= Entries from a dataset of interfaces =
━━━━━━━━━━━━━━━━
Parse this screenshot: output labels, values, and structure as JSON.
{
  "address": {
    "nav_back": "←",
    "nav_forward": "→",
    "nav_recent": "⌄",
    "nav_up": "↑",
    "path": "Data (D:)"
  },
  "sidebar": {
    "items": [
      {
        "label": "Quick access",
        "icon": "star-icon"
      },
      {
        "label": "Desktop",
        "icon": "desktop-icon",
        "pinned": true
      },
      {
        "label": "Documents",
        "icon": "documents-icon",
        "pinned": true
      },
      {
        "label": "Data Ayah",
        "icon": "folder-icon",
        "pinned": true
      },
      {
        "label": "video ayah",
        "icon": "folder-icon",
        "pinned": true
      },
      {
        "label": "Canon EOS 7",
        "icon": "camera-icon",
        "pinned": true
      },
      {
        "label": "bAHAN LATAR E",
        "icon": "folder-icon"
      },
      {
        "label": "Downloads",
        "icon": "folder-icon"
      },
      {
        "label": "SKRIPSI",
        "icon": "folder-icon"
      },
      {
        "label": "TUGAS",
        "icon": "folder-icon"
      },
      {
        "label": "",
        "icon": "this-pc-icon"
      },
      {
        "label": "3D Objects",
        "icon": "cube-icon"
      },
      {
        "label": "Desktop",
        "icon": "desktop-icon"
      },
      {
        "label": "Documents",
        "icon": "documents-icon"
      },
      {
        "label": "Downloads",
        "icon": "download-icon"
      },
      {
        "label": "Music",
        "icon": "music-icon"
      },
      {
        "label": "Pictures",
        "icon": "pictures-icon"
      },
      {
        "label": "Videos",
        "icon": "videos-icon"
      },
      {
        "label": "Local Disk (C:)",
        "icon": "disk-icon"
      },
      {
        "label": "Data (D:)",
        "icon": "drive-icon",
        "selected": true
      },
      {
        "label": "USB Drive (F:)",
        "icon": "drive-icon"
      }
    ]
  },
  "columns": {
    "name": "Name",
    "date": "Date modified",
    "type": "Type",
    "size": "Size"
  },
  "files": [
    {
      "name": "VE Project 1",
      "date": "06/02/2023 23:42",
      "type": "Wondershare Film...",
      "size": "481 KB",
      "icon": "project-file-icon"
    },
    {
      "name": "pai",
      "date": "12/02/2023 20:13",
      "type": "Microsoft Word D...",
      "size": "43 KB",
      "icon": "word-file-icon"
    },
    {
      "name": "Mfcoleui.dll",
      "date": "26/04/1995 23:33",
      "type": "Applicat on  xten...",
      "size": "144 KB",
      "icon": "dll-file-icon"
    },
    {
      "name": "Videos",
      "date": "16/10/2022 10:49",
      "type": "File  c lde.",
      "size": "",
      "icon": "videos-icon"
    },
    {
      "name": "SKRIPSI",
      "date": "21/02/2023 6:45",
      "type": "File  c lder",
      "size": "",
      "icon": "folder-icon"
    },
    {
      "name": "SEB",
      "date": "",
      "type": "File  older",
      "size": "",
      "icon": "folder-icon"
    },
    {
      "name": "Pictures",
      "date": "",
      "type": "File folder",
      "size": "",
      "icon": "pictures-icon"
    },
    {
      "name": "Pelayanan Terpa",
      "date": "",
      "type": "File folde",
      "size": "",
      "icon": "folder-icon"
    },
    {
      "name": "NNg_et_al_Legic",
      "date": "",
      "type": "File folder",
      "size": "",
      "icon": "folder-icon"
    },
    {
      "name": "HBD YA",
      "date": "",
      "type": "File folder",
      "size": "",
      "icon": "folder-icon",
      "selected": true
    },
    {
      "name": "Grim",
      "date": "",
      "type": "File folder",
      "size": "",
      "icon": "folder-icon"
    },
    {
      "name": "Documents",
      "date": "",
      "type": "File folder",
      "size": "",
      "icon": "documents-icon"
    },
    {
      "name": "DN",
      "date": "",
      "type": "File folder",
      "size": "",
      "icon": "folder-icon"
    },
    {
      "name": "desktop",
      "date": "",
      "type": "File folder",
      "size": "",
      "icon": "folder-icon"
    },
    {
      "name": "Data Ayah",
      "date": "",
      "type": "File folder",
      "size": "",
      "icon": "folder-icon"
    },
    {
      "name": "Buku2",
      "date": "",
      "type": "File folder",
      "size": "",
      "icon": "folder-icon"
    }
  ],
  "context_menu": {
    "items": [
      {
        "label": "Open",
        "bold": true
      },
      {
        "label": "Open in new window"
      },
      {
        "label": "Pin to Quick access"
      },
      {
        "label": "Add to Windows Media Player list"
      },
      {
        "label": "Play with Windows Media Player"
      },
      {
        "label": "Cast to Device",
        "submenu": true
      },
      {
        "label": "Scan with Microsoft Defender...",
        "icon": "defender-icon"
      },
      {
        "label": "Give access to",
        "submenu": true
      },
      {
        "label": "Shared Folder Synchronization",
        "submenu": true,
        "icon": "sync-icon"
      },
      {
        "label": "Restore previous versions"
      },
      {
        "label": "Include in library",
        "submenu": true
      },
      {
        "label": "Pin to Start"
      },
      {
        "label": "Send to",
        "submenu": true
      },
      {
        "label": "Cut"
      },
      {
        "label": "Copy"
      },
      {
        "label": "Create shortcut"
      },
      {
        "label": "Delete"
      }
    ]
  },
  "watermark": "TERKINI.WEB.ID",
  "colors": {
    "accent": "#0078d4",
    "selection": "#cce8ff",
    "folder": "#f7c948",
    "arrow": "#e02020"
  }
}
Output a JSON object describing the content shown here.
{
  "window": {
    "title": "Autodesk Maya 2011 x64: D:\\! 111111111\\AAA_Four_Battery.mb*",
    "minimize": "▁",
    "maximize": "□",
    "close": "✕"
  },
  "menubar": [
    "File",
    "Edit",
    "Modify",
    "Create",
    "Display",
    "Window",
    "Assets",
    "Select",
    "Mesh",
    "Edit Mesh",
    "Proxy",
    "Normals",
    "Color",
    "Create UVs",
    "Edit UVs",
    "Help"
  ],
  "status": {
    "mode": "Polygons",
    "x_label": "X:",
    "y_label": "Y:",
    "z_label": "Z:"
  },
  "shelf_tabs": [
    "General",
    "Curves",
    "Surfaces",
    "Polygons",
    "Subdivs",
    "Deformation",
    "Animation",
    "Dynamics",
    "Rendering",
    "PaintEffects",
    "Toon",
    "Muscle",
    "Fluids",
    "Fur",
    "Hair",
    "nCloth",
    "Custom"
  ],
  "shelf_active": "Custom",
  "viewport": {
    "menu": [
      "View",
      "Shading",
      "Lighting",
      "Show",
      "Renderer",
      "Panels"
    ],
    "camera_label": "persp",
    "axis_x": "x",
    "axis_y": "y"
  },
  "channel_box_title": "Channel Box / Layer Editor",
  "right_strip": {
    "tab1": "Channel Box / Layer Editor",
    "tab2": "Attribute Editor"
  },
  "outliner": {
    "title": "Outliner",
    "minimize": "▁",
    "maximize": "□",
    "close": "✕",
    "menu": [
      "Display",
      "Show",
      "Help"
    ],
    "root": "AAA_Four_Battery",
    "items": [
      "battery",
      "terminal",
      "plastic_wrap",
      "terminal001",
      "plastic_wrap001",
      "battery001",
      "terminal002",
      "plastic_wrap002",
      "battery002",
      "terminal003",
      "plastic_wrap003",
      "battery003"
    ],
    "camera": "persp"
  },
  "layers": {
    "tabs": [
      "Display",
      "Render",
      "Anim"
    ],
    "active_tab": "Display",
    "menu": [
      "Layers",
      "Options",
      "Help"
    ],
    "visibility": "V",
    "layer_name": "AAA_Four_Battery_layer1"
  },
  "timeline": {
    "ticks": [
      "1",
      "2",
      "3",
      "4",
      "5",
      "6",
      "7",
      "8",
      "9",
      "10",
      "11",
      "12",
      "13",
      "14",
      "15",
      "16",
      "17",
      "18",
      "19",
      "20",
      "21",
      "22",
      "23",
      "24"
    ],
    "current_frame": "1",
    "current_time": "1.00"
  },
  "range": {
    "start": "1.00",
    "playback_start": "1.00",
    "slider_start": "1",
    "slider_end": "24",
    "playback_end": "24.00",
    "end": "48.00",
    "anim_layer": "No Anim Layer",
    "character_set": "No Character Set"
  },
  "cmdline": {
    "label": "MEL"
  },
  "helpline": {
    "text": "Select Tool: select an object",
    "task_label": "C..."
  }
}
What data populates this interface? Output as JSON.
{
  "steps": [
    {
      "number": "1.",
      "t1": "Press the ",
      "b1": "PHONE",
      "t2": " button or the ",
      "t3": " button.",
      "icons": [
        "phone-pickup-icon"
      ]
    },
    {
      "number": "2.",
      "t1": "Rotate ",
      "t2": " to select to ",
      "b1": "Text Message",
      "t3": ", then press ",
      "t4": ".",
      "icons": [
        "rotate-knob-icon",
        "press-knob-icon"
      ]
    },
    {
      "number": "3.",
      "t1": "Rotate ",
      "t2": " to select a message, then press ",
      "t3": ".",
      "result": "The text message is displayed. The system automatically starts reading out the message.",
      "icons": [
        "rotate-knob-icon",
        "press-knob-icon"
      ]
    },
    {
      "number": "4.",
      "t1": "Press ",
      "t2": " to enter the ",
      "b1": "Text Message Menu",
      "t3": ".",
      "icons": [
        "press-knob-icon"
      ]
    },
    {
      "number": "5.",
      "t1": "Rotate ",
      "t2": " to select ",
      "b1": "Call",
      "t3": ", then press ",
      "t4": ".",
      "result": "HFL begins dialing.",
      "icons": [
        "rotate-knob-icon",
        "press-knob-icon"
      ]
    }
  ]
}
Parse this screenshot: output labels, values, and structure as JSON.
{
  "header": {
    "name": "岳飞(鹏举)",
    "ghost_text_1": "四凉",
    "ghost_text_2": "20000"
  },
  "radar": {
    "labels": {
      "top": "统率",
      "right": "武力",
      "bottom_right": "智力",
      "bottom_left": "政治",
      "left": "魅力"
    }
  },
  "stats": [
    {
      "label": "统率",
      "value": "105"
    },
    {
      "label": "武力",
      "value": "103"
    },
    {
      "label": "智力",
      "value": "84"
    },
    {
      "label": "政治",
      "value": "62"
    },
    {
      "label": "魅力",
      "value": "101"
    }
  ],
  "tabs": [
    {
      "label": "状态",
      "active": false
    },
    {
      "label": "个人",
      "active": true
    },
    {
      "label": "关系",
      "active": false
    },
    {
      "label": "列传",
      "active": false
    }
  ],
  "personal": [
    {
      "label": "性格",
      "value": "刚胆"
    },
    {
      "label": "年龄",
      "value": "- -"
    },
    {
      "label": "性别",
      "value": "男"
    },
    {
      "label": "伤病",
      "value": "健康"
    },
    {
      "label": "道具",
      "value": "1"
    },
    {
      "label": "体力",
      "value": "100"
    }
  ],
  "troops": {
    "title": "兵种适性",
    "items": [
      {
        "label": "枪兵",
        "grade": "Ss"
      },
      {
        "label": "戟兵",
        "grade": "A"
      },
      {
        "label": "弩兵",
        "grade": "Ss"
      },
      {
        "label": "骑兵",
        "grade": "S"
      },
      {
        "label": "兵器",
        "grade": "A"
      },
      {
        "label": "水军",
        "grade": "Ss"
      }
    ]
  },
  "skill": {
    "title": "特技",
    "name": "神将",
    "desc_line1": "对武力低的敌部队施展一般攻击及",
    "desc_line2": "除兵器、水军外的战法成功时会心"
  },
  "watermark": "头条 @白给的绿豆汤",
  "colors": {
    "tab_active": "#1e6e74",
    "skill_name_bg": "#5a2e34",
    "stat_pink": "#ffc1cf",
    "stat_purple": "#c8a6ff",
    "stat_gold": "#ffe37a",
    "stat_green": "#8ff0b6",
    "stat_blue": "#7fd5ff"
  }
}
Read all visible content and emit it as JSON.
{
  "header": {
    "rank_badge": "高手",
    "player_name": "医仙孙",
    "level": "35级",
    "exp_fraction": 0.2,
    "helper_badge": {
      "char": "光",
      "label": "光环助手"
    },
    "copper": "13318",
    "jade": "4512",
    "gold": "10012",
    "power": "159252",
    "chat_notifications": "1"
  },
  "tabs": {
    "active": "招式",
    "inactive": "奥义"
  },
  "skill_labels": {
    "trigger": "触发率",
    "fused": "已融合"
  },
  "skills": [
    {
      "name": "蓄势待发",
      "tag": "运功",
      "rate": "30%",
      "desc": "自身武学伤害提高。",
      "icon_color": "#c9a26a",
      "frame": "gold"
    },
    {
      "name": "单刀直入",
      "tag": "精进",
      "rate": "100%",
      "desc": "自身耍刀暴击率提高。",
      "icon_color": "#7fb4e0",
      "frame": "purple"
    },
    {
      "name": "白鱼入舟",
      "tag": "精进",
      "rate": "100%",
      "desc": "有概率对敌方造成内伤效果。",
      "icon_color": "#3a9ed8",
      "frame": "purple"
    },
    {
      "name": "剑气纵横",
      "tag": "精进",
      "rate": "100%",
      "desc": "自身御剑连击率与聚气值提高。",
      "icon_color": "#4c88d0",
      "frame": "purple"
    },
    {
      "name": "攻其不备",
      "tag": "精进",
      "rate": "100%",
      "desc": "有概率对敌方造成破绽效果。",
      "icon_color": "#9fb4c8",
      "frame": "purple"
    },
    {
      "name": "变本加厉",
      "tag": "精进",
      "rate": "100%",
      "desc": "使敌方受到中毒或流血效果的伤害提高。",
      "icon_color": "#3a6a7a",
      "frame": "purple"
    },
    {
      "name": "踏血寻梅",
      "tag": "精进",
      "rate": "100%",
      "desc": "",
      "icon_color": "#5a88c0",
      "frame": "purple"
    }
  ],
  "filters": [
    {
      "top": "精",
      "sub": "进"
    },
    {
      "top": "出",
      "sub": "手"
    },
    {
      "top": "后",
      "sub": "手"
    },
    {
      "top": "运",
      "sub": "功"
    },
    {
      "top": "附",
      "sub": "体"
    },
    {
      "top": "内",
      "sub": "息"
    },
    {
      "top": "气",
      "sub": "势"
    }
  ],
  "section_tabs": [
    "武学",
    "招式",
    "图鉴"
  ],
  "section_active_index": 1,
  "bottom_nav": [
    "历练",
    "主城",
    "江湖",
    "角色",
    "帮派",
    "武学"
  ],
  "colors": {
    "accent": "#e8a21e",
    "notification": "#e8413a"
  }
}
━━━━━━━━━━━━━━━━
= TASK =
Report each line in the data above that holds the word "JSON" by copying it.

= TASK ANSWER =
Parse this screenshot: output labels, values, and structure as JSON.
Output a JSON object describing the content shown here.
What data populates this interface? Output as JSON.
Parse this screenshot: output labels, values, and structure as JSON.
Read all visible content and emit it as JSON.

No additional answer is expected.